### HOW TO COMPLETE THIS TASK
Report all lines below with the word "File".

Interface dataset entries:
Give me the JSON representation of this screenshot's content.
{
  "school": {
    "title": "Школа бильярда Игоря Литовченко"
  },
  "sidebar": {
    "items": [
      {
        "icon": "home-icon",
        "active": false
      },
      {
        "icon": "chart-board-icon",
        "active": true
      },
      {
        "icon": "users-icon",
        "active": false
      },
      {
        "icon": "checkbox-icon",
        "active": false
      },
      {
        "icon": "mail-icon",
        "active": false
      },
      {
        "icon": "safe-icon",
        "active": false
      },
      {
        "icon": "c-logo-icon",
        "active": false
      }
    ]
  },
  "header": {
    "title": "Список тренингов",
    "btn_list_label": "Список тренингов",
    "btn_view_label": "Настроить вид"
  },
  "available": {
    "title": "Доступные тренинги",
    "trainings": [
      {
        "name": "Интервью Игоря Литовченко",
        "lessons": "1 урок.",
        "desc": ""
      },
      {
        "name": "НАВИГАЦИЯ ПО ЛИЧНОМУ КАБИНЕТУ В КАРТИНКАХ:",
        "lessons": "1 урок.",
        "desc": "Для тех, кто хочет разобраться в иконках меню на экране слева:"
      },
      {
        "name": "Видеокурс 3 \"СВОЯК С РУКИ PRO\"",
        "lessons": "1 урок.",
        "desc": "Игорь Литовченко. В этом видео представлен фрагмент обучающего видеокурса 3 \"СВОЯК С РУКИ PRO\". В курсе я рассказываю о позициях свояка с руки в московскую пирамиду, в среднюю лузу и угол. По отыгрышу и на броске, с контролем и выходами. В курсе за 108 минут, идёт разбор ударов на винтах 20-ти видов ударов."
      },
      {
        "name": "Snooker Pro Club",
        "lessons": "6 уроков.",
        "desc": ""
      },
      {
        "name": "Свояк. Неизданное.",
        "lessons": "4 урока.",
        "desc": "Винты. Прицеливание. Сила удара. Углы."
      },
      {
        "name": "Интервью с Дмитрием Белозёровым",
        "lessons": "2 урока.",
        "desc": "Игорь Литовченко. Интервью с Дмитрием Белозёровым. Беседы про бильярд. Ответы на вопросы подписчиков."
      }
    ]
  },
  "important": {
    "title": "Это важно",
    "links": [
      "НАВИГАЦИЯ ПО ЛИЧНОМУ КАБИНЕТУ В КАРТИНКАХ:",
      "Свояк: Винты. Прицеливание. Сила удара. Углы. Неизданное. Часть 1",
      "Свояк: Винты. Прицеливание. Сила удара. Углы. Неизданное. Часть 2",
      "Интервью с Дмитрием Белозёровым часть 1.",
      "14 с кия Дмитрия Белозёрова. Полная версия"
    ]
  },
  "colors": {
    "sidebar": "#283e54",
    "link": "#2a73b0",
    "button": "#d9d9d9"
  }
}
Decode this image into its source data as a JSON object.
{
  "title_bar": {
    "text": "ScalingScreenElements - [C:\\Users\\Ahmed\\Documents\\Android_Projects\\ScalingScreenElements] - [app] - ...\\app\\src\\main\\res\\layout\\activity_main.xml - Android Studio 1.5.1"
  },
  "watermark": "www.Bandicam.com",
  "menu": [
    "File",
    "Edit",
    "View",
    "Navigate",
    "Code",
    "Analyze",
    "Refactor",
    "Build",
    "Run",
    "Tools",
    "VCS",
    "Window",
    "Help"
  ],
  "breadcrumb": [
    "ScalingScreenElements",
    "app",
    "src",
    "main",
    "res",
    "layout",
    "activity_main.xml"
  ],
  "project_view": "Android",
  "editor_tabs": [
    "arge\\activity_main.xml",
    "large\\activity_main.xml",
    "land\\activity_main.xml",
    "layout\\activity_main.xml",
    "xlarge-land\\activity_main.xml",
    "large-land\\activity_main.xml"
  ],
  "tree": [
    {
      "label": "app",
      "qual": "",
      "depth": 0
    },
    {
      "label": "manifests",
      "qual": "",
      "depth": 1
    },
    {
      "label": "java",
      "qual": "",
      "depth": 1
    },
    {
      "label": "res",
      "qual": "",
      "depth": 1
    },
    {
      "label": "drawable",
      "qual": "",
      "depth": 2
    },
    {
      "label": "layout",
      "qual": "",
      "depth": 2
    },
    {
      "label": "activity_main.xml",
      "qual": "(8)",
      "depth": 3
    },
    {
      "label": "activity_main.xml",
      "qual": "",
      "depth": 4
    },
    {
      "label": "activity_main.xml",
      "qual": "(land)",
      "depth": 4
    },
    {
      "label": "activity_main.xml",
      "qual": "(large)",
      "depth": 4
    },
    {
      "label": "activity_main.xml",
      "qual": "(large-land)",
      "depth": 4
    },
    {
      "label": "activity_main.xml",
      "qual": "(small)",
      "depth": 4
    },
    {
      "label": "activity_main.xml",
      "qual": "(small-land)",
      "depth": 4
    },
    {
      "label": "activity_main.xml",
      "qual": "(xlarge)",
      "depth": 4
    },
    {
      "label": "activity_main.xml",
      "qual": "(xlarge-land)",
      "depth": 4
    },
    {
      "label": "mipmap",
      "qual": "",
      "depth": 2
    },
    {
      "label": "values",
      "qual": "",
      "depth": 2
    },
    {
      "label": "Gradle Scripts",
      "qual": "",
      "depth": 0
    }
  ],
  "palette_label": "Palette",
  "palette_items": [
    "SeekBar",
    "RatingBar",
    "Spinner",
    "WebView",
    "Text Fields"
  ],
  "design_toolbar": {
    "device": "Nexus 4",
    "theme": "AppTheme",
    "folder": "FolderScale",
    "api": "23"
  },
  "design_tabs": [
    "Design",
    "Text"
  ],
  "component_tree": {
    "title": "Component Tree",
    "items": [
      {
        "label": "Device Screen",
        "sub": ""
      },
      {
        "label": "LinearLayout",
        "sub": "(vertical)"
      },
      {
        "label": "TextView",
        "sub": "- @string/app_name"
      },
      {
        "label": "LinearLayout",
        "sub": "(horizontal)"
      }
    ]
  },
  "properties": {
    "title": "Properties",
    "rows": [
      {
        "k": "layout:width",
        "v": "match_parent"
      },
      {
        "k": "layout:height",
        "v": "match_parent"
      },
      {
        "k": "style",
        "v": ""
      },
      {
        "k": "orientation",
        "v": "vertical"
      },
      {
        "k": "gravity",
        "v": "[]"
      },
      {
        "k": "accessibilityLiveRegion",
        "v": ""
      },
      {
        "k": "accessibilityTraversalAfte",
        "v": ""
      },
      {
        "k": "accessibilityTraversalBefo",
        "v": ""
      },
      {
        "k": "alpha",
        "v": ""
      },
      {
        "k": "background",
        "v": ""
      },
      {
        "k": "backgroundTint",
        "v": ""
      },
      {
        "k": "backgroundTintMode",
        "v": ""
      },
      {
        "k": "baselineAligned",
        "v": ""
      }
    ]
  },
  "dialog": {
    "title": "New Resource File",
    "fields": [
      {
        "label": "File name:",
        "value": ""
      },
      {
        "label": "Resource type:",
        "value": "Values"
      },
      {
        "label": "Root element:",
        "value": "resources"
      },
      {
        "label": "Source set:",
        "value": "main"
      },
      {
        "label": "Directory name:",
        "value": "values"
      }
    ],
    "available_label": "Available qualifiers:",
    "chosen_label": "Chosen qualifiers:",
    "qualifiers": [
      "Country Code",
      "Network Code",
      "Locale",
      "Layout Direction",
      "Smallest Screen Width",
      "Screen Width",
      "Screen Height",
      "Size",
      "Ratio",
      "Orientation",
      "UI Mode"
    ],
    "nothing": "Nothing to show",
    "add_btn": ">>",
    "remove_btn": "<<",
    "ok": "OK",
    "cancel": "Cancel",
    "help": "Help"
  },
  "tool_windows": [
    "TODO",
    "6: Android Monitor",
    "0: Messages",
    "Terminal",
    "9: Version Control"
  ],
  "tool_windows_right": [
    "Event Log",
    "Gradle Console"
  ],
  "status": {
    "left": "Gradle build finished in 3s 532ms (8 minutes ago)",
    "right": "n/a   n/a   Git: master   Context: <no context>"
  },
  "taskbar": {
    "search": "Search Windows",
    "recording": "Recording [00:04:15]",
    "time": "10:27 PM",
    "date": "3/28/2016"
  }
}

### COMPLETED EXERCISE
    "File",
    "title": "New Resource File",
        "label": "File name:",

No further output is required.